It turns out that using the PSAT as your National Merit Scholarship Qualifying Test is actually optional. If you either failed to take the PSAT due to extenuating circumstances, or you did take it but felt like you didn’t do well due to illness, etc., you can write to the college board and request entry into NMSC by alternate testing. This essentially means they will use your SAT (without essay) score in place of the PSAT.
In fact, on rare occasions where entire schools have mistakenly administered the wrong PSAT test to their students, whole classes of students have been given the opportunity to use their SAT score in place of the PSAT.
So, consider these facts:
- The PSAT is a single test which, if a particular test is considered flawed in some way, can be curved to severely punish even the smallest mistakes.
- Failing to have a near-perfect PSAT will eliminate you from even having your SAT considered. In order to have your SAT considered, you must advance to National Merit Semi-Finalist. Or…
- If you write to the College Board and request alternate testing due to illness or other extenuating circumstances, provided you do so very soon after taking the PSAT (or failing to do so) and provided you have your school administration’s support, you can bypass the PSAT entirely. Essentially, one letter to the College Board can make you a National Merit Finalist for the purposes of using your SAT score for consideration. And don’t forget you can take the SAT multiple times.
I know students who missed only 3 questions on the PSAT, did not qualify for Semi-Finalist, but who scored 1560 (out of 1600) on their SAT. I sincerely doubt that a 1560 would not be high enough to qualify for a National Merit Scholarship (an SAT selection index of at least 232, depending on ERW/Math split). However, because they missed 3 questions on 10/24 (PSAT selection index: 215) rather than on 10/12 (PSAT selection index: 223), they were blocked from consideration (and at the time they didn’t know this punishing curve was a possibility or that one could contact College Board for an alternate test option). At this point their parents are considering legal action against the College Board, as they probably should given the incompetence displayed and the impact it has on the students in question.
What the College Board could have and probably should have done with the 10/24 exam is let those students who had high scores (using the same algorithm as the 10/10 exam) use alternate testing if they chose to do so. They could have included a letter with the students’ results informing them of the option to do so. This would have mitigated the damage from their error in a way that didn’t unfairly punish students for scheduling their test on the “wrong” day. There’s already precedent for doing so with entire schools, so there’s no reason this approach could not have been applied to a portion of students impacted by the 10/24 exam’s problems.

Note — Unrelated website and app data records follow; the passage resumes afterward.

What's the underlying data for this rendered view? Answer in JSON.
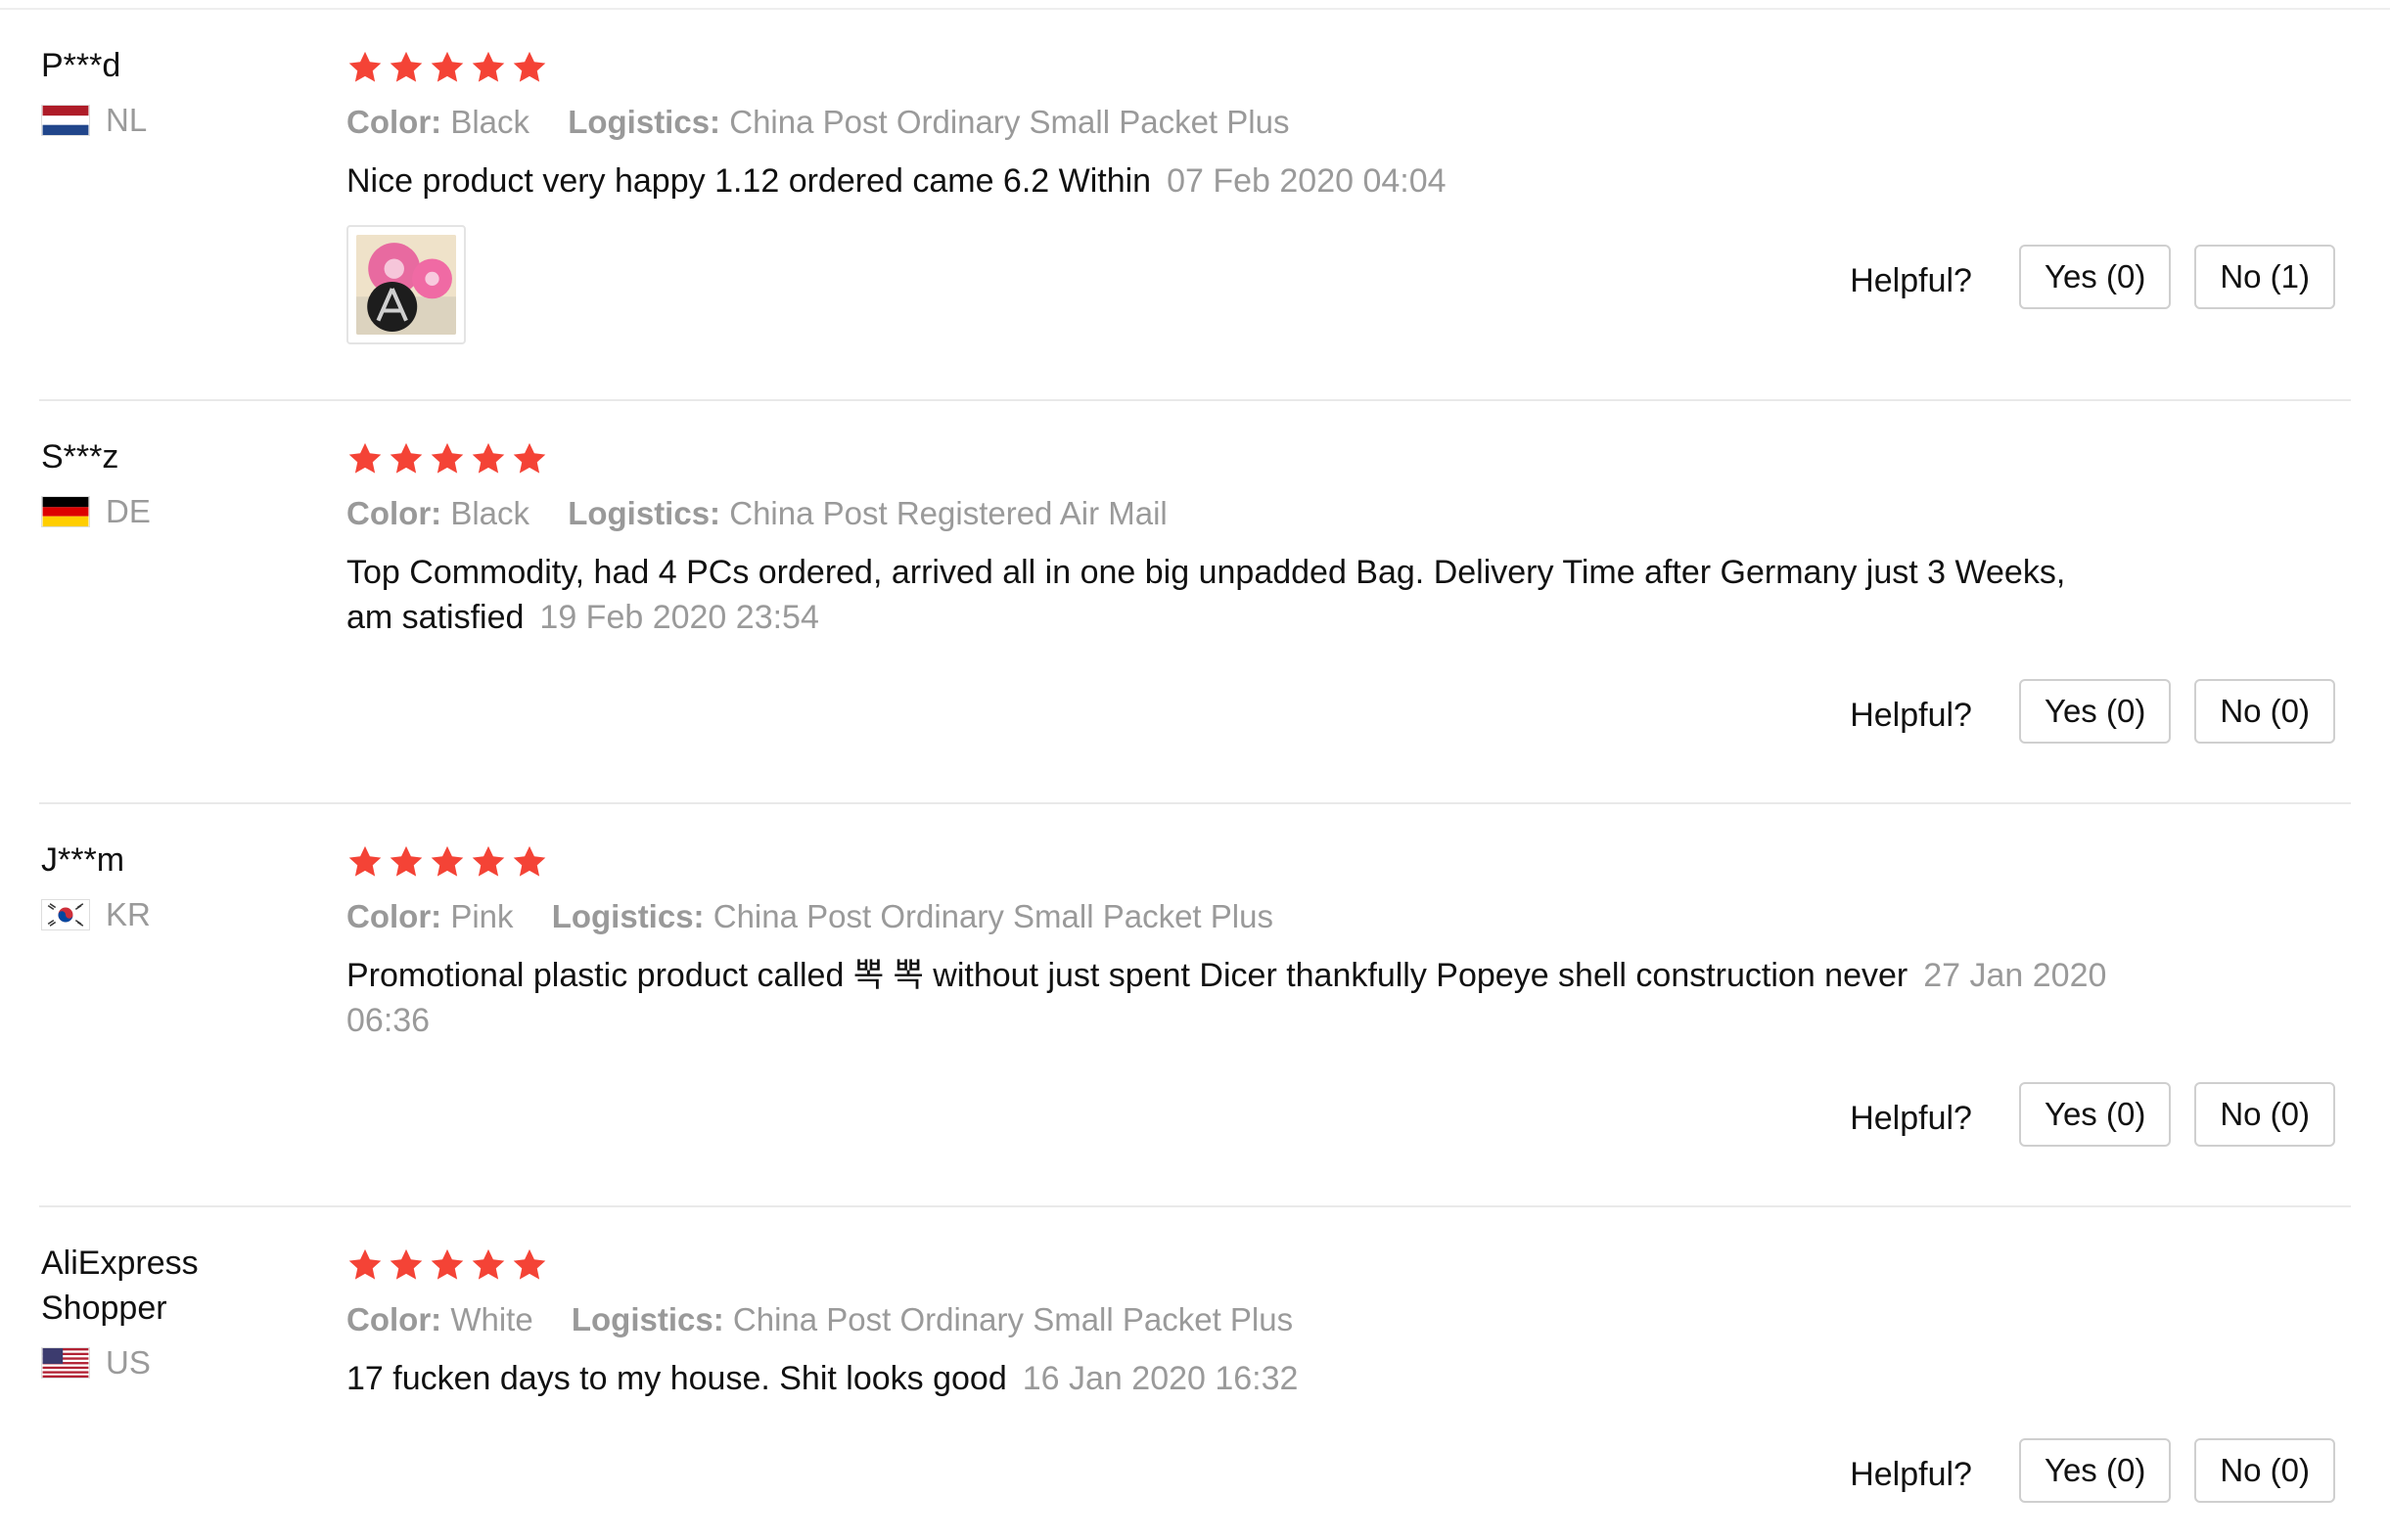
{
  "reviews": [
    {
      "user": "P***d",
      "country": "NL",
      "flag": "netherlands-flag",
      "rating": 5,
      "color_label": "Color:",
      "color": "Black",
      "logistics_label": "Logistics:",
      "logistics": "China Post Ordinary Small Packet Plus",
      "text": "Nice product very happy 1.12 ordered came 6.2 Within",
      "date": "07 Feb 2020 04:04",
      "helpful_label": "Helpful?",
      "yes": "Yes (0)",
      "no": "No (1)"
    },
    {
      "user": "S***z",
      "country": "DE",
      "flag": "germany-flag",
      "rating": 5,
      "color_label": "Color:",
      "color": "Black",
      "logistics_label": "Logistics:",
      "logistics": "China Post Registered Air Mail",
      "text": "Top Commodity, had 4 PCs ordered, arrived all in one big unpadded Bag. Delivery Time after Germany just 3 Weeks, am satisfied",
      "date": "19 Feb 2020 23:54",
      "helpful_label": "Helpful?",
      "yes": "Yes (0)",
      "no": "No (0)"
    },
    {
      "user": "J***m",
      "country": "KR",
      "flag": "south-korea-flag",
      "rating": 5,
      "color_label": "Color:",
      "color": "Pink",
      "logistics_label": "Logistics:",
      "logistics": "China Post Ordinary Small Packet Plus",
      "text": "Promotional plastic product called 뽁 뽁 without just spent Dicer thankfully Popeye shell construction never",
      "date": "27 Jan 2020 06:36",
      "helpful_label": "Helpful?",
      "yes": "Yes (0)",
      "no": "No (0)"
    },
    {
      "user": "AliExpress Shopper",
      "country": "US",
      "flag": "usa-flag",
      "rating": 5,
      "color_label": "Color:",
      "color": "White",
      "logistics_label": "Logistics:",
      "logistics": "China Post Ordinary Small Packet Plus",
      "text": "17 fucken days to my house. Shit looks good",
      "date": "16 Jan 2020 16:32",
      "helpful_label": "Helpful?",
      "yes": "Yes (0)",
      "no": "No (0)"
    }
  ],
  "colors": {
    "star": "#f44336",
    "muted": "#9a9a9a",
    "divider": "#e9e9e9"
  },
  "icons": {
    "star": "star-icon",
    "thumbnail": "review-photo-thumbnail"
  }
}
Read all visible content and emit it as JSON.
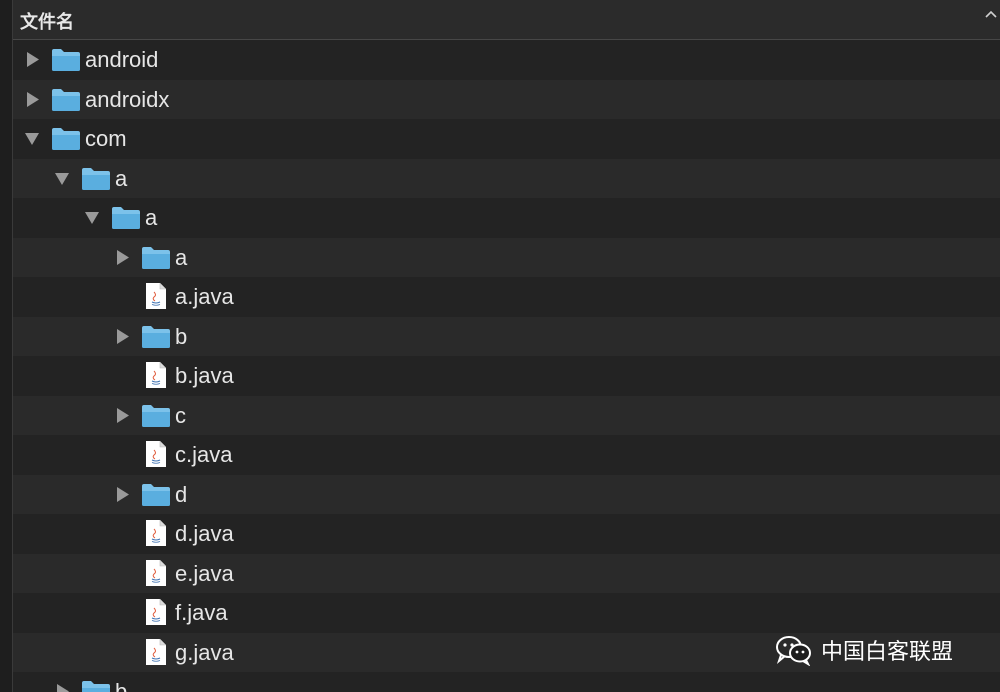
{
  "header": {
    "column_label": "文件名",
    "sort_icon": "chevron-up-icon"
  },
  "rows": [
    {
      "name": "android",
      "kind": "folder",
      "depth": 0,
      "state": "collapsed"
    },
    {
      "name": "androidx",
      "kind": "folder",
      "depth": 0,
      "state": "collapsed"
    },
    {
      "name": "com",
      "kind": "folder",
      "depth": 0,
      "state": "expanded"
    },
    {
      "name": "a",
      "kind": "folder",
      "depth": 1,
      "state": "expanded"
    },
    {
      "name": "a",
      "kind": "folder",
      "depth": 2,
      "state": "expanded"
    },
    {
      "name": "a",
      "kind": "folder",
      "depth": 3,
      "state": "collapsed"
    },
    {
      "name": "a.java",
      "kind": "java-file",
      "depth": 3
    },
    {
      "name": "b",
      "kind": "folder",
      "depth": 3,
      "state": "collapsed"
    },
    {
      "name": "b.java",
      "kind": "java-file",
      "depth": 3
    },
    {
      "name": "c",
      "kind": "folder",
      "depth": 3,
      "state": "collapsed"
    },
    {
      "name": "c.java",
      "kind": "java-file",
      "depth": 3
    },
    {
      "name": "d",
      "kind": "folder",
      "depth": 3,
      "state": "collapsed"
    },
    {
      "name": "d.java",
      "kind": "java-file",
      "depth": 3
    },
    {
      "name": "e.java",
      "kind": "java-file",
      "depth": 3
    },
    {
      "name": "f.java",
      "kind": "java-file",
      "depth": 3
    },
    {
      "name": "g.java",
      "kind": "java-file",
      "depth": 3
    },
    {
      "name": "b",
      "kind": "folder",
      "depth": 1,
      "state": "collapsed"
    }
  ],
  "watermark": {
    "text": "中国白客联盟",
    "icon": "wechat-icon"
  },
  "colors": {
    "folder": "#5aaedf",
    "folder_tab": "#7cc2ea",
    "row_odd": "#232323",
    "row_even": "#2a2a2a",
    "text": "#e6e6e6",
    "disclosure": "#9a9a9a"
  }
}
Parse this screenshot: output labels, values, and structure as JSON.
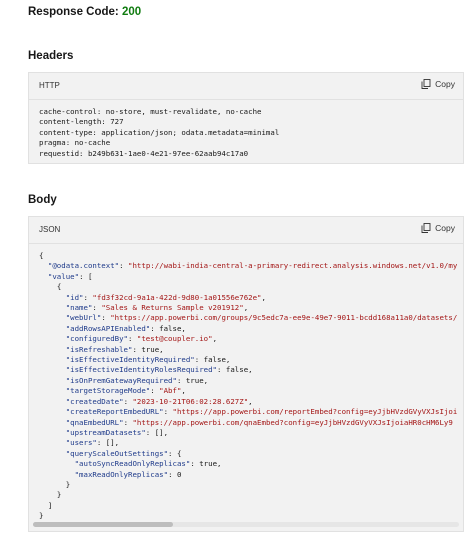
{
  "response": {
    "label": "Response Code: ",
    "code": "200"
  },
  "headers": {
    "title": "Headers",
    "lang": "HTTP",
    "copy_label": "Copy",
    "lines": [
      "cache-control: no-store, must-revalidate, no-cache",
      "content-length: 727",
      "content-type: application/json; odata.metadata=minimal",
      "pragma: no-cache",
      "requestid: b249b631-1ae0-4e21-97ee-62aab94c17a0"
    ]
  },
  "body": {
    "title": "Body",
    "lang": "JSON",
    "copy_label": "Copy",
    "lines": [
      {
        "t": "p",
        "v": "{"
      },
      {
        "i": "  ",
        "k": "\"@odata.context\"",
        "sep": ": ",
        "s": "\"http://wabi-india-central-a-primary-redirect.analysis.windows.net/v1.0/my"
      },
      {
        "i": "  ",
        "k": "\"value\"",
        "sep": ": ["
      },
      {
        "i": "    ",
        "t": "p",
        "v": "{"
      },
      {
        "i": "      ",
        "k": "\"id\"",
        "sep": ": ",
        "s": "\"fd3f32cd-9a1a-422d-9d80-1a01556e762e\"",
        "end": ","
      },
      {
        "i": "      ",
        "k": "\"name\"",
        "sep": ": ",
        "s": "\"Sales & Returns Sample v201912\"",
        "end": ","
      },
      {
        "i": "      ",
        "k": "\"webUrl\"",
        "sep": ": ",
        "s": "\"https://app.powerbi.com/groups/9c5edc7a-ee9e-49e7-9011-bcdd168a11a0/datasets/"
      },
      {
        "i": "      ",
        "k": "\"addRowsAPIEnabled\"",
        "sep": ": ",
        "n": "false",
        "end": ","
      },
      {
        "i": "      ",
        "k": "\"configuredBy\"",
        "sep": ": ",
        "s": "\"test@coupler.io\"",
        "end": ","
      },
      {
        "i": "      ",
        "k": "\"isRefreshable\"",
        "sep": ": ",
        "n": "true",
        "end": ","
      },
      {
        "i": "      ",
        "k": "\"isEffectiveIdentityRequired\"",
        "sep": ": ",
        "n": "false",
        "end": ","
      },
      {
        "i": "      ",
        "k": "\"isEffectiveIdentityRolesRequired\"",
        "sep": ": ",
        "n": "false",
        "end": ","
      },
      {
        "i": "      ",
        "k": "\"isOnPremGatewayRequired\"",
        "sep": ": ",
        "n": "true",
        "end": ","
      },
      {
        "i": "      ",
        "k": "\"targetStorageMode\"",
        "sep": ": ",
        "s": "\"Abf\"",
        "end": ","
      },
      {
        "i": "      ",
        "k": "\"createdDate\"",
        "sep": ": ",
        "s": "\"2023-10-21T06:02:28.627Z\"",
        "end": ","
      },
      {
        "i": "      ",
        "k": "\"createReportEmbedURL\"",
        "sep": ": ",
        "s": "\"https://app.powerbi.com/reportEmbed?config=eyJjbHVzdGVyVXJsIjoi"
      },
      {
        "i": "      ",
        "k": "\"qnaEmbedURL\"",
        "sep": ": ",
        "s": "\"https://app.powerbi.com/qnaEmbed?config=eyJjbHVzdGVyVXJsIjoiaHR0cHM6Ly9"
      },
      {
        "i": "      ",
        "k": "\"upstreamDatasets\"",
        "sep": ": [],"
      },
      {
        "i": "      ",
        "k": "\"users\"",
        "sep": ": [],"
      },
      {
        "i": "      ",
        "k": "\"queryScaleOutSettings\"",
        "sep": ": {"
      },
      {
        "i": "        ",
        "k": "\"autoSyncReadOnlyReplicas\"",
        "sep": ": ",
        "n": "true",
        "end": ","
      },
      {
        "i": "        ",
        "k": "\"maxReadOnlyReplicas\"",
        "sep": ": ",
        "n": "0"
      },
      {
        "i": "      ",
        "t": "p",
        "v": "}"
      },
      {
        "i": "    ",
        "t": "p",
        "v": "}"
      },
      {
        "i": "  ",
        "t": "p",
        "v": "]"
      },
      {
        "t": "p",
        "v": "}"
      }
    ],
    "scroll_position": 0
  },
  "colors": {
    "success": "#107c10",
    "key": "#1e3a8a",
    "string": "#a31515"
  },
  "icons": {
    "copy": "copy-icon"
  }
}
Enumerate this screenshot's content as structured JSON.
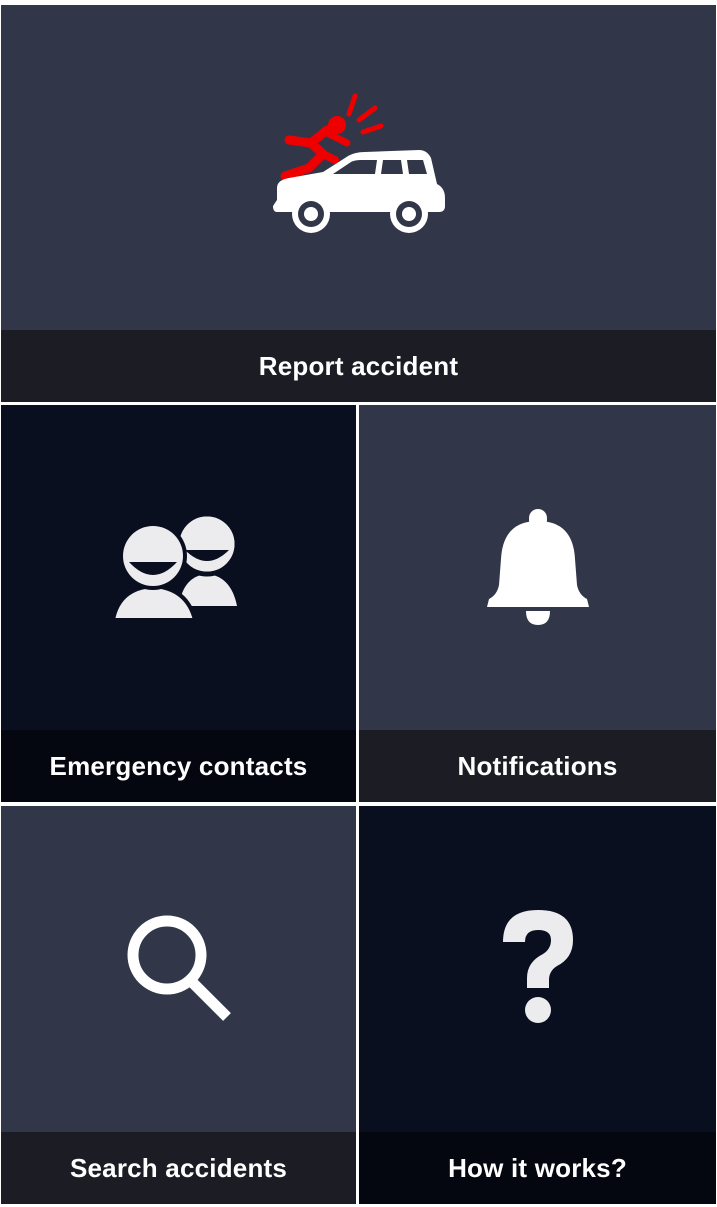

A Closer Look at the College Board
For those unfamiliar with the College Board, it bears taking a closer look at this organization. Ostensibly a non-profit, they had revenue of $1.12 Billion in 2017. Their CEO, David Coleman, had a starting salary of $1.2 million in 2013. Not bad for a non-profit. How do they make so much money, you ask? In addition to the PSAT, they also administer the SAT and the SAT subject tests. Also the Advanced Placement (AP) Tests, and the College Level Examination Program (CLEP). And, if you love the Common Core Standardized Tests, you can thank David Coleman – he helped architect those too, albeit before starting at the College Board. Oh, and if you’ve been drained of hundreds of dollars in testing fees while your student is in high school and plan to file for financial aid, don’t worry – the College Board also controls the CSS/Financial Aid profile, and they manage to charge both students and colleges a great deal of money each year for that service.
In short, despite being a non-profit, they have massive resources and compensate their leadership team lavishly. They should be held to a higher standard than they demonstrated with their handling of the 2019 PSAT exam.